Mark Meadows was on the other line. The Republican congressman-turned Trump’s White House chief of staff wanted to know if Mitchell could go to Georgia, where the Trump political operation was preparing to turn to the courts as Trump’s path to victory narrowed, Mitchell explained last week on a newly launched podcast about election fraud.
“I was just putting in the coordinates to get the directions to go to the airport in Bozeman to fly home, and I got a call from Mark Meadows,” Mitchell said on her podcast, “Who’s Counting?”
The call from Meadows led to a series of events that have now put Mitchell squarely in the middle of congressional efforts to investigate the events leading up to the January 6 attack on the US Capitol.
After the election, Mitchell worked as a volunteer legal adviser to Trump’s campaign in Georgia, helping to file a December 2020 lawsuit in the state seeking to invalidate the presidential election results by alleging widespread voter fraud. In early January, Mitchell participated in Trump’s infamous phone call where he asked Georgia Republican Secretary of State Brad Raffensperger to “find” enough votes for him to win.
Mitchell declined CNN’s requests to be interviewed for this story.
From Democrat to ardent Trump backer
A decade later, Mitchell became an independent and then eventually registered Republican. She worked as an election lawyer for the national Republican Party, as well as conservative groups like the National Rifle Association.
She was known for many years as one of the conservative wing’s most prominent voices alleging voter fraud, even before Trump’s 2020 campaign.
Mitchell quietly joined Trump’s post-election efforts in Georgia, helping prepare the Trump campaign’s December court case to contest Georgia’s presidential election results, making debunked claims there were “literally tens of thousands of illegal votes” in Georgia.
“We called ourselves team deplorables,” she said on her podcast.
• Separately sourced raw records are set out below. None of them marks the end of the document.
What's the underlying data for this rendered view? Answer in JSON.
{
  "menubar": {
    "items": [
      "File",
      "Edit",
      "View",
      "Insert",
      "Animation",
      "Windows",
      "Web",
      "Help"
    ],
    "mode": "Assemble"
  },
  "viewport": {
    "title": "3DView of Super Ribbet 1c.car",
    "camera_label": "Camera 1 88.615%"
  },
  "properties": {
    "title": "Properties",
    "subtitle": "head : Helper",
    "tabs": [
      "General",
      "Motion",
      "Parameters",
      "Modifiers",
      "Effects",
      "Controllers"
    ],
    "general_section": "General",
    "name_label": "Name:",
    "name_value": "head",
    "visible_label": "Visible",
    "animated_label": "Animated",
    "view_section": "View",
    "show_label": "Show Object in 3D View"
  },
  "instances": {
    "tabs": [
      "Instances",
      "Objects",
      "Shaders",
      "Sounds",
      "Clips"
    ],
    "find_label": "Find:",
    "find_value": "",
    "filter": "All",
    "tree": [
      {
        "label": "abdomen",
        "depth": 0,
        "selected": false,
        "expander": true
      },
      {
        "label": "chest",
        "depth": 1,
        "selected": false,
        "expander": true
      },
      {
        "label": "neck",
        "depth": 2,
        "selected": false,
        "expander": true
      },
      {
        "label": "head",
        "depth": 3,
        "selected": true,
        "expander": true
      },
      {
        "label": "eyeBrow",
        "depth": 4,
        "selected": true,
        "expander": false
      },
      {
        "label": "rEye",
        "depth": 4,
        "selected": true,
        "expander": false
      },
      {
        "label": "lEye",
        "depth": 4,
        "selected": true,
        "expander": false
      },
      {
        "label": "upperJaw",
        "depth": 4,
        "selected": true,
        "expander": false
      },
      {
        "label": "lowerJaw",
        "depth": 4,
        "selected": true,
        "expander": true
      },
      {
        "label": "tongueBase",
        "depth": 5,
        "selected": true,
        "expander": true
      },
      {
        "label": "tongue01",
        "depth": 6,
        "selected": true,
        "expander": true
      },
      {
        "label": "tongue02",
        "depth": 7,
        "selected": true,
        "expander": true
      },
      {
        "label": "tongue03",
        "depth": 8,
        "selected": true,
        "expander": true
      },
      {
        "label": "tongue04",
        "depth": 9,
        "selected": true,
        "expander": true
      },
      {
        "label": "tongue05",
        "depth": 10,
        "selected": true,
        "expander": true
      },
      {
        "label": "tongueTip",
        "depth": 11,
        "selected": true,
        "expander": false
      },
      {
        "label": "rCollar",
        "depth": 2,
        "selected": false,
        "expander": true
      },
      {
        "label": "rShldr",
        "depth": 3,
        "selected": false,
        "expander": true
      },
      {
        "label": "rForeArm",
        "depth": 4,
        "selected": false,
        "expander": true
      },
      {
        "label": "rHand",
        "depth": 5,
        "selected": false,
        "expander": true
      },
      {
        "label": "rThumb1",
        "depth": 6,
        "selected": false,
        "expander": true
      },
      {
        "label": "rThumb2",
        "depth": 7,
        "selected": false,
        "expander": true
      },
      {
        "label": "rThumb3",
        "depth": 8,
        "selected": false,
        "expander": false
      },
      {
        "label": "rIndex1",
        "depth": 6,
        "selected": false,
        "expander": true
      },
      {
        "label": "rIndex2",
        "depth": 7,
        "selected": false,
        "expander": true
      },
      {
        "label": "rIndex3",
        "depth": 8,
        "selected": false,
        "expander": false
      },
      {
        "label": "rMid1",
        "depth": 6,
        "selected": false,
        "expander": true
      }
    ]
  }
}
Meadows forwarded the email to acting Attorney General Jeffrey Rosen. “Can you have your team look into these allegations of wrongdoing. Only the alleged fraudulent activity,” he asked.
The exchange is now part of what’s understood to be a larger, persistent push by Trump and those around him to co-opt Justice Department leadership into supporting his election fraud accusations.
A fateful phone call
Trump insisted on the call that there were tens of thousands of fraudulent votes in Georgia, turning at several points to Mitchell for backup, while telling Raffensperger to find the number of votes he needed to win the state. Raffensperger and state attorneys repeatedly debunked Trump’s conspiracies about widespread fraud.
Also on the call, Mitchell discussed the campaign’s lawsuit to decertify Georgia’s results, and she pushed state officials to give the campaign access to voter data.
“We don’t have the records that you have. And one of the things that we have been suggesting formally and informally for weeks now is for you to make available to us the records that would be necessary,” Mitchell said to Raffensperger.
The repercussions were swift. Law firm Folley & Lardner, where Mitchell was a partner, was caught by surprise by her work for Trump’s campaign supporting his false claims of fraud. On January 5, two days after the call became public, the firm and Mitchell split.
Mitchell blamed her departure on “a massive pressure campaign in the last several days mounted by leftist groups” against her, according to an email she sent to friends.
Back in the fight
It didn’t take long for Mitchell to jump back into the fight over the 2020 election and Republican efforts to restrict voting.
She also joined former South Carolina GOP Sen. Jim DeMint’s Conservative Partnership Institute as a senior legal fellow focused on election integrity. DeMint’s organization, which he launched in 2017 after he was ousted from the conservative Heritage Foundation, added Meadows as a senior partner after Trump’s term ended. The organization is hosting Mitchell’s new podcast.
They include July email correspondence from Mitchell arranging for wire payments from an escrow account totaling $1 million to three subcontractors working with the Cyber Ninjas, the group that carried out the partisan ballot review.
In the emails, Mitchell wrote that the funding to the subcontractors was coming from the “American Voting Rights Foundation,” though it’s not clear what the organization is or its affiliations. Thomas Datwyler, whom she cited as the group’s treasurer, told the Republic that the organization had been created in June and he could not speak about the foundation’s work.
Through a spokesperson, Mitchell did not respond to a request for comment on the funding. Pullen and Datwyler did not respond to requests from CNN for comment.
In her first podcast episode, she vowed to help his efforts to support candidates to run in state elections who embrace his lies about the election being stolen. “We’re going to take those election offices back,” Mitchell said, “and we need you to help us.”
CNN’s Katelyn Polantz and Stephanie Giambruno contributed to this report.